Your task:
Which lines in the data below contain the string "What"? Show each one.
Data for this exercise below:
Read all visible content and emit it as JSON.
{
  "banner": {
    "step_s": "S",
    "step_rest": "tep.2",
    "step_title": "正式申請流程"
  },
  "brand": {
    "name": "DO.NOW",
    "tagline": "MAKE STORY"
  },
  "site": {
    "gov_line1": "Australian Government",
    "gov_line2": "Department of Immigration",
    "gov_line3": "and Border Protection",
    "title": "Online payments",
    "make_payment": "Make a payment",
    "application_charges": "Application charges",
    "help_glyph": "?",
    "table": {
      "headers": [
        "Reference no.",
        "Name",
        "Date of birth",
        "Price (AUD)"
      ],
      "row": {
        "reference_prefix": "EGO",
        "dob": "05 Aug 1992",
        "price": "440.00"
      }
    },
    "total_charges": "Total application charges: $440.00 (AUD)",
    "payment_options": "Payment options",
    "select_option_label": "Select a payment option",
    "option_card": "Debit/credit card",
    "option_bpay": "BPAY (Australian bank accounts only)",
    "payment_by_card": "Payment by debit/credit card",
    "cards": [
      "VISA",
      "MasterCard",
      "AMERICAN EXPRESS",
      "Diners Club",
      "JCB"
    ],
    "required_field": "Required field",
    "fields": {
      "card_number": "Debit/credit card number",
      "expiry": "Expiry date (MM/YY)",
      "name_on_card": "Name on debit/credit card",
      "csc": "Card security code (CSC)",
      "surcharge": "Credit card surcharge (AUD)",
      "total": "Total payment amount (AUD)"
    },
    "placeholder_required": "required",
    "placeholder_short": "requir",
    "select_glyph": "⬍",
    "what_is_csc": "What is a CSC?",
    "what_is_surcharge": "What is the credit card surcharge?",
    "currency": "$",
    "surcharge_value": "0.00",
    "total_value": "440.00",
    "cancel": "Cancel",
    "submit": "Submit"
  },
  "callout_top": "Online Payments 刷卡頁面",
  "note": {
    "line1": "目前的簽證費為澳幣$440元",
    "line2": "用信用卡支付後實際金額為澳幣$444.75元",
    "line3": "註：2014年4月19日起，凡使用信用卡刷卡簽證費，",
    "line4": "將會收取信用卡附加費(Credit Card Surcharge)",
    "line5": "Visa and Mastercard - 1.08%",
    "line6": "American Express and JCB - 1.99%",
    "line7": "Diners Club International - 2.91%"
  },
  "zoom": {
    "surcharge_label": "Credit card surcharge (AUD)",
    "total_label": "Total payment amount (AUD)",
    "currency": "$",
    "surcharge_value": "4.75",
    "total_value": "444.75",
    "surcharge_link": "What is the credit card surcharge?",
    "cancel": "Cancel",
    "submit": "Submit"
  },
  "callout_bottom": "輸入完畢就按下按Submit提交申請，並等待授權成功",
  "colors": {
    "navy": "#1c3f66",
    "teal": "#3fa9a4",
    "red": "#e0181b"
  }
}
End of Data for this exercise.
Answer to this problem:
    "what_is_csc": "What is a CSC?",
    "what_is_surcharge": "What is the credit card surcharge?",
    "surcharge_link": "What is the credit card surcharge?",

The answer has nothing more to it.